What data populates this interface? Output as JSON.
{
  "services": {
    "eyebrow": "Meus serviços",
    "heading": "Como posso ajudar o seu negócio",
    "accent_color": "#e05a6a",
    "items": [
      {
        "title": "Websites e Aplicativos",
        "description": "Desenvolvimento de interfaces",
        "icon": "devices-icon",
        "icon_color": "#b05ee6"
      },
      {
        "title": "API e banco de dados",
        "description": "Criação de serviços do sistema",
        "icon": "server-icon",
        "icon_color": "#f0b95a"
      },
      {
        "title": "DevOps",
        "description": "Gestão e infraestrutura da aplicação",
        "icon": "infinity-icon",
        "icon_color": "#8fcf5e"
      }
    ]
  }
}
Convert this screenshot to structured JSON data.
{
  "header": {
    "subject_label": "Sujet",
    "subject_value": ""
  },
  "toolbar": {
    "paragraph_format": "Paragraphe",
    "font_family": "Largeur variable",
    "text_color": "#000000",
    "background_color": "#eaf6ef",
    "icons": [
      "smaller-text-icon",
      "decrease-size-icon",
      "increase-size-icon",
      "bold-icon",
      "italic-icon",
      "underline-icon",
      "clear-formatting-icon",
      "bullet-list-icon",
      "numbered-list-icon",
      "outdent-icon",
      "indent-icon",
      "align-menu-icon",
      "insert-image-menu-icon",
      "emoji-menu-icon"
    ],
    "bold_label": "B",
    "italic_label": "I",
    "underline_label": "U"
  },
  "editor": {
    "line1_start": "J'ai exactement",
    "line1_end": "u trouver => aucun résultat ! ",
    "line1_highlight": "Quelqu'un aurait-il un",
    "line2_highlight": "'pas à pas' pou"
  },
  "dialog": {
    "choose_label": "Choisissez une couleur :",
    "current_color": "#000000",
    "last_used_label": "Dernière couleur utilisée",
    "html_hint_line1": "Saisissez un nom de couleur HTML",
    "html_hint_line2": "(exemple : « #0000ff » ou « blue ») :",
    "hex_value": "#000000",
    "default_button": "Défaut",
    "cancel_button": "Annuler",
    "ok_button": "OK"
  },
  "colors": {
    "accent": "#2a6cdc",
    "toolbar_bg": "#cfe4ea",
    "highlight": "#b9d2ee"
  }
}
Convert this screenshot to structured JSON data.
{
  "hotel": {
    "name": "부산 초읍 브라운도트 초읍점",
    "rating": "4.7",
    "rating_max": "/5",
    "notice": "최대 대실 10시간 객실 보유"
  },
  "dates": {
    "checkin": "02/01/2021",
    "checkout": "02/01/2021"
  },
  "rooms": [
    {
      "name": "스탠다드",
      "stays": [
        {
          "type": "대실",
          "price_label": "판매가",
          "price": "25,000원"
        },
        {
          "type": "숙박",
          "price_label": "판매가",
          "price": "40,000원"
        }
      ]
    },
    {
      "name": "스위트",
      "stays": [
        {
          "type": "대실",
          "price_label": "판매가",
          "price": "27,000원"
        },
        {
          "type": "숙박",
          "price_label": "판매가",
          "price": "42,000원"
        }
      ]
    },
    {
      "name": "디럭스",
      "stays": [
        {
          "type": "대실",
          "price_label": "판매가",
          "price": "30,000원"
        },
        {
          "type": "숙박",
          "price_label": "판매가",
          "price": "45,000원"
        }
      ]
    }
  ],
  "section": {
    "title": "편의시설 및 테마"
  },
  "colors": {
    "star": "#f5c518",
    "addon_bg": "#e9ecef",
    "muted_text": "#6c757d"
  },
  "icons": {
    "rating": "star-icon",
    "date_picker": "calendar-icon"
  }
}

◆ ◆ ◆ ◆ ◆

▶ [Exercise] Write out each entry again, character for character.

▶ [Exercise result]
What data populates this interface? Output as JSON.
{
  "services": {
    "eyebrow": "Meus serviços",
    "heading": "Como posso ajudar o seu negócio",
    "accent_color": "#e05a6a",
    "items": [
      {
        "title": "Websites e Aplicativos",
        "description": "Desenvolvimento de interfaces",
        "icon": "devices-icon",
        "icon_color": "#b05ee6"
      },
      {
        "title": "API e banco de dados",
        "description": "Criação de serviços do sistema",
        "icon": "server-icon",
        "icon_color": "#f0b95a"
      },
      {
        "title": "DevOps",
        "description": "Gestão e infraestrutura da aplicação",
        "icon": "infinity-icon",
        "icon_color": "#8fcf5e"
      }
    ]
  }
}
Convert this screenshot to structured JSON data.
{
  "header": {
    "subject_label": "Sujet",
    "subject_value": ""
  },
  "toolbar": {
    "paragraph_format": "Paragraphe",
    "font_family": "Largeur variable",
    "text_color": "#000000",
    "background_color": "#eaf6ef",
    "icons": [
      "smaller-text-icon",
      "decrease-size-icon",
      "increase-size-icon",
      "bold-icon",
      "italic-icon",
      "underline-icon",
      "clear-formatting-icon",
      "bullet-list-icon",
      "numbered-list-icon",
      "outdent-icon",
      "indent-icon",
      "align-menu-icon",
      "insert-image-menu-icon",
      "emoji-menu-icon"
    ],
    "bold_label": "B",
    "italic_label": "I",
    "underline_label": "U"
  },
  "editor": {
    "line1_start": "J'ai exactement",
    "line1_end": "u trouver => aucun résultat ! ",
    "line1_highlight": "Quelqu'un aurait-il un",
    "line2_highlight": "'pas à pas' pou"
  },
  "dialog": {
    "choose_label": "Choisissez une couleur :",
    "current_color": "#000000",
    "last_used_label": "Dernière couleur utilisée",
    "html_hint_line1": "Saisissez un nom de couleur HTML",
    "html_hint_line2": "(exemple : « #0000ff » ou « blue ») :",
    "hex_value": "#000000",
    "default_button": "Défaut",
    "cancel_button": "Annuler",
    "ok_button": "OK"
  },
  "colors": {
    "accent": "#2a6cdc",
    "toolbar_bg": "#cfe4ea",
    "highlight": "#b9d2ee"
  }
}
Convert this screenshot to structured JSON data.
{
  "hotel": {
    "name": "부산 초읍 브라운도트 초읍점",
    "rating": "4.7",
    "rating_max": "/5",
    "notice": "최대 대실 10시간 객실 보유"
  },
  "dates": {
    "checkin": "02/01/2021",
    "checkout": "02/01/2021"
  },
  "rooms": [
    {
      "name": "스탠다드",
      "stays": [
        {
          "type": "대실",
          "price_label": "판매가",
          "price": "25,000원"
        },
        {
          "type": "숙박",
          "price_label": "판매가",
          "price": "40,000원"
        }
      ]
    },
    {
      "name": "스위트",
      "stays": [
        {
          "type": "대실",
          "price_label": "판매가",
          "price": "27,000원"
        },
        {
          "type": "숙박",
          "price_label": "판매가",
          "price": "42,000원"
        }
      ]
    },
    {
      "name": "디럭스",
      "stays": [
        {
          "type": "대실",
          "price_label": "판매가",
          "price": "30,000원"
        },
        {
          "type": "숙박",
          "price_label": "판매가",
          "price": "45,000원"
        }
      ]
    }
  ],
  "section": {
    "title": "편의시설 및 테마"
  },
  "colors": {
    "star": "#f5c518",
    "addon_bg": "#e9ecef",
    "muted_text": "#6c757d"
  },
  "icons": {
    "rating": "star-icon",
    "date_picker": "calendar-icon"
  }
}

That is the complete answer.